We language educators like to co-opt the findings of neuroscience. Our profession has the habits of a magpie, the great thief of folklore. Just as we “borrow” from therapy, games, drama, etc., so we happily borrow from science. The problem is, we don’t always see the full picture. An example: left-brain and right-brain theory. This theory came about because of Roger Sperry’s research on brain hemispheres in rats, cats, monkeys, and epileptics. There was no educational use for the theory and no empirical evidence that people are more inclined to be right- or left-brained. Yet we educators brought his work into our classrooms.
Something similar happened with Gardner’s Theory of Multiple Intelligences. Gardner himself has looked on in horror as his ideas are played out in classrooms in the form of children writhing around on the floor because “they’re kinesthetic learners.” He has repeatedly said it’s only a theory. It shouldn’t drive entire educational methodologies.
Learning styles, which are frequently confused with Multiple Intelligences, have at times been similarly misappropriated.
While learners do report that they have preferences in the way they learn, the educational implications are controversial and inconclusive. Research studies that looked at the correlation between Second Language Acquisition and learning-style-tailored-instruction found negligible gains for the learner. In other words, there’s just no evidence that it works.

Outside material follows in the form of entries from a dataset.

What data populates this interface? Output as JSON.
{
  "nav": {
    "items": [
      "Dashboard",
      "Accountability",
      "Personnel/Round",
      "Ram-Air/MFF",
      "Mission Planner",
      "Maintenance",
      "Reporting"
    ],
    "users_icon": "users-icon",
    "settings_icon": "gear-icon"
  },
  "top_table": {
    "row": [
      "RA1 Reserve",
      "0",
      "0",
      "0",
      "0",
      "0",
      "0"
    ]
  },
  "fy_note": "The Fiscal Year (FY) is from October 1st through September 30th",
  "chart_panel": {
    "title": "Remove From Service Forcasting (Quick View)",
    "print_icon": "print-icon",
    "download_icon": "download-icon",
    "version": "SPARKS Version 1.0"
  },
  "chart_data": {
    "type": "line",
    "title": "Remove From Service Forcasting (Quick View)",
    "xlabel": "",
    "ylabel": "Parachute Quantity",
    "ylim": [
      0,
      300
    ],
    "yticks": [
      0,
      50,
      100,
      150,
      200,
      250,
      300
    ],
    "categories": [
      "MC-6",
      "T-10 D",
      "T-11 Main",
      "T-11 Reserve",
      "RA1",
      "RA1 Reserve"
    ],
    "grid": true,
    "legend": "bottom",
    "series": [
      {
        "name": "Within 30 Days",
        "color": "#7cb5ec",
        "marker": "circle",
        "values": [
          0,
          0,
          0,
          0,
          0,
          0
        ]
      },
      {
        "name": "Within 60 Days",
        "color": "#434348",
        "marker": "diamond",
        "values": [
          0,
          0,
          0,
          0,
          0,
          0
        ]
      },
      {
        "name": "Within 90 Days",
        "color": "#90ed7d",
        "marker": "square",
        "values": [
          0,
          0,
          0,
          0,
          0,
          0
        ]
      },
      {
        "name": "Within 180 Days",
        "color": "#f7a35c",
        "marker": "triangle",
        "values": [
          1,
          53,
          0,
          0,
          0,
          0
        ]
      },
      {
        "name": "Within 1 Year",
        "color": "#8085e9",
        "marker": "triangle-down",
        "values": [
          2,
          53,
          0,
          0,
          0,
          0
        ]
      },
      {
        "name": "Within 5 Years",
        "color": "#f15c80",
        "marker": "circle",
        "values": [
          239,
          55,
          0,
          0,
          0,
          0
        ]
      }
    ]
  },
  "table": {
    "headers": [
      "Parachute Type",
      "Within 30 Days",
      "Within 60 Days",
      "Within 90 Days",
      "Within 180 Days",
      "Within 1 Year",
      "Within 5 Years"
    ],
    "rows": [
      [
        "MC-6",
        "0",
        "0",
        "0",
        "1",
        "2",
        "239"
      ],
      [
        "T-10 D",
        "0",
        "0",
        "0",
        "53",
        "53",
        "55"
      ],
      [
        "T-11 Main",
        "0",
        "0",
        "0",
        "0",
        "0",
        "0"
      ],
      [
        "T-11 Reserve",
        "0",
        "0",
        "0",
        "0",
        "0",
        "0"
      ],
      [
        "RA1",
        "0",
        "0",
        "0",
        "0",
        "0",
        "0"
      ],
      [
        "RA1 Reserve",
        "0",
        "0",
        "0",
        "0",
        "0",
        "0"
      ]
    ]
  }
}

None of this means learning styles are worthless. Perhaps the biggest benefit is that the concept has alerted teachers to principled variety: students have a variety of predispositions and teachers might therefore want to provide a variety of activities. Lots of pictures, some extended aural input, hands-on activities and games, some digital whizz-bang and some chalk-and-talk – the variety means we have more chance of reaching more students more of the time.
(*This story begins a chapter on Styles and Strategies in Doug’s book Principles of Language Learning and Teaching.)